Larkmead brand workshop


This article outlines the steps we took, working together with a group of ninety 11–15yr olds over a 10 month period, to define the school's brand – its big idea, point of difference, values and mission. This is a good read for anyone interested in understanding the early stages of brand development.


about larkmead

Larkmead School is a secondary school in Abingdon, Oxfordshire. Whilst specialising in the Visual and Performing Arts, Larkmead offers a balanced programme of studies across all disciplines, age groups and abilities. Larkmead achieves very good results by traditional standards.

Uniquely it champions the individual and creates a secure community in which those individuals can thrive. The trust, accessibility and calmness of this community provides a firm launch pad to allow the pupils a fully informed participation in shaping the school’s future.


As part of the government's School Changes Programme, Connnexxions was invited to help Larkmead school discover its unique brand identity. At first glance this seemed like any other project, however, in this case the requirement was to enrol ninety 11 to 15 year olds as agents, to involve everyone, to make it fun and interesting, and to educate through discovery rather than simply 'teaching from the front'. 

Ultimately, our task was to create a brief for the future implementation for the development of the school's visual brand – its logo, colours, signage, uniform and website – and its aural narrative – its mission, key messaging and tone of voice.   

This was a valuable exercise for us to undertake as it required a massive rethink of how one goes about communicating the full meaning behind this powerful idea in such a way that was entertaining, understandable and memorable. As such, the insights gained from this foundational programme in branding helps inform that way any business might choose to conduct the development of its own brand. If a bunch of year seven to nine students get it, so can we. 

To achieve this, the Connexxions team – led by Arthur op den Brouw working with community artist, Christine Wilkinson and actor and scriptwriter, Edmund Harcourt, brother-in-law to Kate Winslet – developed a programme that introduced the school to a way of understanding brand, techniques for discovering and then defining the full breadth of the communities identity and finally a plan for implementation. 

STAGE 1: CONTEXT AND GOAL SETTING – What is A brand? Why create a brand?


The aim was to educate the children about 'brand'. This would then enable them to, through a series of activities, define the core brand principles of the school. 


To begin with, it helps to think about brand in the following way:

  • The object – in this case it's the school as a community
  • The purpose – as in reason for its existence
  • What you stand for – some call this the mission
  • Core values – the priorities that are unique to this community
  • The big idea – similar to purpose, expressed in a visionary manner

Brand helps us to communicate our differences
as well as our similarities.


It is not a question of if you should because you already do! ... for better and for worse. It follows that if a community – in this case a school – can understand and articulate its identity in precise and definitive terms it will be in a better position to take control of how the outside world perceives it too. 

A clearly defined brand can offer the following benefits: 

  • Achieve a higher degree of focus for a community
  • Make it easier to communicate both internally and externally
  • Binds your community by developing common values
  • Make the most of what you’ve naturally good at
  • Helps to stand out from the crowd and attract positive relationships
  • Being articulate in the principles of identity and brand is a great life skill

Define what you want to be.


We introduced this group of ninety young people to the concept that brand is a term that represents things we are all familiar with and is part of our psychological makeup.
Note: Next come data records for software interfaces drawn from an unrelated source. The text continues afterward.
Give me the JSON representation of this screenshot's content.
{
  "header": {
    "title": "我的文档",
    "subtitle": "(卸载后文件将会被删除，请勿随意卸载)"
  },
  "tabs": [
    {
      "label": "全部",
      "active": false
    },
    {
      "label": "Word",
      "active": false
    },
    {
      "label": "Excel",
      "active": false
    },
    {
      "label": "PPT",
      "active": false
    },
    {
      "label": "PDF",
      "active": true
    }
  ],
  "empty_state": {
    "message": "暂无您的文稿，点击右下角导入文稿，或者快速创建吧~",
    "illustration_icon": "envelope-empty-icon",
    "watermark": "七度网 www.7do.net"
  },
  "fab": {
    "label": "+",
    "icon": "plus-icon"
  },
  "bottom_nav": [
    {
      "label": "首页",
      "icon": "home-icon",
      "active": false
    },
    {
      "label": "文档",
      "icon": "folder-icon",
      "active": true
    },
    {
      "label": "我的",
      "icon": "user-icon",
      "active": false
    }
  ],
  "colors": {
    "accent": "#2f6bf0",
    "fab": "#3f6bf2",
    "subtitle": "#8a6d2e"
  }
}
It is to do with things we can touch or see, and things that are stories and culture.

It is something you already know and it is inside your head.



  • To research and understand what we anticipate and want from Larkmead
  • To discover attitudes and beliefs of teachers, parents, alumni and students
  • To analyse the results and discover what matters most and where the priorities lay
  • To review the nature of individuals working together with common purpose.

...what matters most.


A series of visual, dramatic and research activities resulted in analysing the attitudes of the pupils, teachers and external community towards the school. This research was key to developing a clear position on the school's purpose and values.

...the nature of individuals working together with common purpose.

Where do you want to be in 15 years time?



To assist the school community to develop its core set of highest values.

...what would the opposite look like?


Through a series of entertaining exercises, students were able to agree unanimously which values were the most important for this particular school.


Community, discipline, active, hard work, pride, everyone matters


It is the purpose of Larkmead to equip young people with the skills, experience and knowledge to allow them to flourish as individuals as well as members of a community.


STAGE 4: Define the big idea


At this stage, the children had to use the experience and information from the first three stages to create key phrases that would describe the 'big idea', the core principles of the school.

...the sky is the limit.

...learning for life.

...inspiring minds, creating futures.

...find yourself here, learning for life.

...success in your terms. community, individual minds.


As you can see above, six key phrases were originated. The overriding consensus was the the phrase you see below was the most important core principle of the school.

...where everyone comes first.